The third thing I loved was the delicate relationship that Herron's world has to ours, to recent events, especially You Know What, as he calls it - so I won't say it out loud. But You Know What. In his world, it has devastated Britain's alliances, robbed us of cash and influence and emboldened opportunistic populists. A useless, old Etonian PM has risen to power and he's being pressed hard by a "yellow vest" movement, determined to roll back progress and trying to get their hooks into the Service to advance that aim. Wholly unlike our own reality, of course, though you may feel that some of Herron's sharper darts strike home rather well, all the same.
The fourth thing (I should stop counting) I loved was the delicate tribute that seemed to be being paid at times to John Le Carré* and especially to his final novel, Agent Running in the Field. That book complimented Herron by borrowing the Slough House idea but also contained its own excoriating critique of You Know What. Here Herron repays the compliment both subtly - there are a couple of clever references to circuses; Regents Park, the Service's HQ, has 'database Queens' to match le Carré's 'register Queens' and archivist Molly, who oversees them, is a dead ringer for Le Carré's Connie - and through that central motif of exploring why we fight and whether the means adopted might render assumptions of patriotism, moral superiority and rectitude arguably moot. Certainly Diana, First Desk at Regent's Park, has got herself and her Service into some ambiguous places, even if prompted by the (real life) use by the Russian state of chemical weapons in the UK.
Jackson Lamb is of course your go-to man for walking on the dirty side of the street (not least because if he walks one side of a street, it WILL be the dirty side, even if it wasn't before). We cheer on this chain-smoking, foul mouthed, offensive candidate for a COPD ward because he has an authenticity and a morality that contrasts with all the smoother types here, even if he is just as, or even more, arrogant than them. And Jackson has collected his team of oddballs and no-hopers for a purpose, they're not just going to stand by and let things go bad or what wold have been the purpose of their, various, downfalls and exile?
If all the foregoing hasn't convinced you to read this book, I fear nothing may, but I can add more! This is a well, even deviously, plotted story, with a number of central mysteries that keeps the reader hooked right to the end. The wider roster of characters allows Herron to highlight both tenderness (River and one of the ex-colleagues) and amusing (Shirley and Lech) aspects of their relationships - a strength of course of an ongoing series, or at least it is if, as here, the characters are developed consistently and well. It is terrifically sharp, with many asides that are right on the nose. And of course it is very well written, as you'd expect.

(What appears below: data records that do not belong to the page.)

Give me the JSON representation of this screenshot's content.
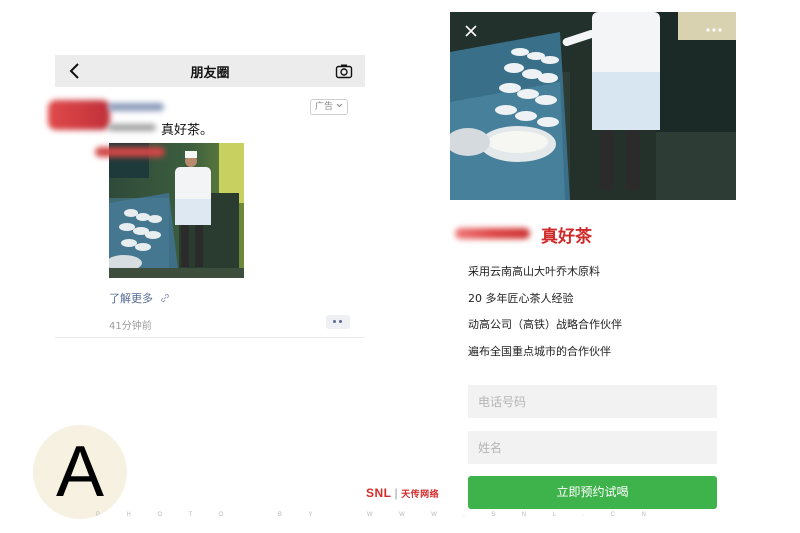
{
  "feed": {
    "header_title": "朋友圈",
    "ad_label": "广告",
    "post_text": "真好茶。",
    "learn_more": "了解更多",
    "time_ago": "41分钟前"
  },
  "badge_letter": "A",
  "watermark": {
    "logo": "SNL",
    "logo_cn": "天传网络",
    "text": "PHOTO BY WWW.SNL.CN"
  },
  "landing": {
    "title": "真好茶",
    "features": [
      "采用云南高山大叶乔木原料",
      "20 多年匠心茶人经验",
      "动高公司（高铁）战略合作伙伴",
      "遍布全国重点城市的合作伙伴"
    ],
    "phone_placeholder": "电话号码",
    "name_placeholder": "姓名",
    "cta_label": "立即预约试喝"
  },
  "colors": {
    "brand_red": "#cf2a2a",
    "cta_green": "#3eb34b",
    "link_blue": "#576b95"
  }
}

For more information about Slough House see the publisher's website here.